*Your instructions:*
The entries below must be returned exactly as they stand.

*Saved data entries:*

++++++++++

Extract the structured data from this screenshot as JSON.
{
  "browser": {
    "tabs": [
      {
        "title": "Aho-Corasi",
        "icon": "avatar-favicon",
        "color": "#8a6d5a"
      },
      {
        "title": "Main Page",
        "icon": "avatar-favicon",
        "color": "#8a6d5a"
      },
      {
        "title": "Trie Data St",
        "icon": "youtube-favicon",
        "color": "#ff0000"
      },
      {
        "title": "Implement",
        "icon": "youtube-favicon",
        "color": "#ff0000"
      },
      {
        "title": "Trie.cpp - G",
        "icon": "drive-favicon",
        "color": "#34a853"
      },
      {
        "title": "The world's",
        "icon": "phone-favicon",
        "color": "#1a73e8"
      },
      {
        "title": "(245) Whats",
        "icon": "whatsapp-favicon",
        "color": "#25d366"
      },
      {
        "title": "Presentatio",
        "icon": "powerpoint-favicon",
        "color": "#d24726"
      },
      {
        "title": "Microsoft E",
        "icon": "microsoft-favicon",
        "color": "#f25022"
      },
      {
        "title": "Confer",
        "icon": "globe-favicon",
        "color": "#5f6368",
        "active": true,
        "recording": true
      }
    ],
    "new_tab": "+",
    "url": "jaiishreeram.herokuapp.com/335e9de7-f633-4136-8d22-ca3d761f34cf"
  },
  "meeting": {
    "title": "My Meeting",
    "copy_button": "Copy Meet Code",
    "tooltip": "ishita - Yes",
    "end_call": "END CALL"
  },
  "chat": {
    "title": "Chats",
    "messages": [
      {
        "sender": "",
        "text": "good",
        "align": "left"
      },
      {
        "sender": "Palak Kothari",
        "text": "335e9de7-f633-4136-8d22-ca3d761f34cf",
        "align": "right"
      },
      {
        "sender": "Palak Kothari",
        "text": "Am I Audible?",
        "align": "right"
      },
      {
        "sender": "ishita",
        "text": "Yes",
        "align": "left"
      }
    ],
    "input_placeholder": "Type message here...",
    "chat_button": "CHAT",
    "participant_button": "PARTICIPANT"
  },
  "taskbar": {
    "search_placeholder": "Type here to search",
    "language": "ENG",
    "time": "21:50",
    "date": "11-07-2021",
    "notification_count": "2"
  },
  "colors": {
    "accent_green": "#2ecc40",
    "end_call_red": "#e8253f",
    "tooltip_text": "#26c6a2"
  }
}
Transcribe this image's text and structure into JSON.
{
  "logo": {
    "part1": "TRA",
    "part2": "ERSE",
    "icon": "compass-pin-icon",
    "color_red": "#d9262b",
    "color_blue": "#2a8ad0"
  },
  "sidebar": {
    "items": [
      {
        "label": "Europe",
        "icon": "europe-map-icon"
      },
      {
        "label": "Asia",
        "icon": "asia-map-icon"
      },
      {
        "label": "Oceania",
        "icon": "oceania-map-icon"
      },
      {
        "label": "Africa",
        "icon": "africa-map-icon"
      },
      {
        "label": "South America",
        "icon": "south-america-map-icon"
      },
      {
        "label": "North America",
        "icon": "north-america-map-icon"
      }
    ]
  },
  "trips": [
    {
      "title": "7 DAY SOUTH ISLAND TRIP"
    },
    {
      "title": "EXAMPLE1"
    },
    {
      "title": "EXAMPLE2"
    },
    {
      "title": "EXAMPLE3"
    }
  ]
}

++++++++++

*Answer box:*
Extract the structured data from this screenshot as JSON.
{
  "browser": {
    "tabs": [
      {
        "title": "Aho-Corasi",
        "icon": "avatar-favicon",
        "color": "#8a6d5a"
      },
      {
        "title": "Main Page",
        "icon": "avatar-favicon",
        "color": "#8a6d5a"
      },
      {
        "title": "Trie Data St",
        "icon": "youtube-favicon",
        "color": "#ff0000"
      },
      {
        "title": "Implement",
        "icon": "youtube-favicon",
        "color": "#ff0000"
      },
      {
        "title": "Trie.cpp - G",
        "icon": "drive-favicon",
        "color": "#34a853"
      },
      {
        "title": "The world's",
        "icon": "phone-favicon",
        "color": "#1a73e8"
      },
      {
        "title": "(245) Whats",
        "icon": "whatsapp-favicon",
        "color": "#25d366"
      },
      {
        "title": "Presentatio",
        "icon": "powerpoint-favicon",
        "color": "#d24726"
      },
      {
        "title": "Microsoft E",
        "icon": "microsoft-favicon",
        "color": "#f25022"
      },
      {
        "title": "Confer",
        "icon": "globe-favicon",
        "color": "#5f6368",
        "active": true,
        "recording": true
      }
    ],
    "new_tab": "+",
    "url": "jaiishreeram.herokuapp.com/335e9de7-f633-4136-8d22-ca3d761f34cf"
  },
  "meeting": {
    "title": "My Meeting",
    "copy_button": "Copy Meet Code",
    "tooltip": "ishita - Yes",
    "end_call": "END CALL"
  },
  "chat": {
    "title": "Chats",
    "messages": [
      {
        "sender": "",
        "text": "good",
        "align": "left"
      },
      {
        "sender": "Palak Kothari",
        "text": "335e9de7-f633-4136-8d22-ca3d761f34cf",
        "align": "right"
      },
      {
        "sender": "Palak Kothari",
        "text": "Am I Audible?",
        "align": "right"
      },
      {
        "sender": "ishita",
        "text": "Yes",
        "align": "left"
      }
    ],
    "input_placeholder": "Type message here...",
    "chat_button": "CHAT",
    "participant_button": "PARTICIPANT"
  },
  "taskbar": {
    "search_placeholder": "Type here to search",
    "language": "ENG",
    "time": "21:50",
    "date": "11-07-2021",
    "notification_count": "2"
  },
  "colors": {
    "accent_green": "#2ecc40",
    "end_call_red": "#e8253f",
    "tooltip_text": "#26c6a2"
  }
}
Transcribe this image's text and structure into JSON.
{
  "logo": {
    "part1": "TRA",
    "part2": "ERSE",
    "icon": "compass-pin-icon",
    "color_red": "#d9262b",
    "color_blue": "#2a8ad0"
  },
  "sidebar": {
    "items": [
      {
        "label": "Europe",
        "icon": "europe-map-icon"
      },
      {
        "label": "Asia",
        "icon": "asia-map-icon"
      },
      {
        "label": "Oceania",
        "icon": "oceania-map-icon"
      },
      {
        "label": "Africa",
        "icon": "africa-map-icon"
      },
      {
        "label": "South America",
        "icon": "south-america-map-icon"
      },
      {
        "label": "North America",
        "icon": "north-america-map-icon"
      }
    ]
  },
  "trips": [
    {
      "title": "7 DAY SOUTH ISLAND TRIP"
    },
    {
      "title": "EXAMPLE1"
    },
    {
      "title": "EXAMPLE2"
    },
    {
      "title": "EXAMPLE3"
    }
  ]
}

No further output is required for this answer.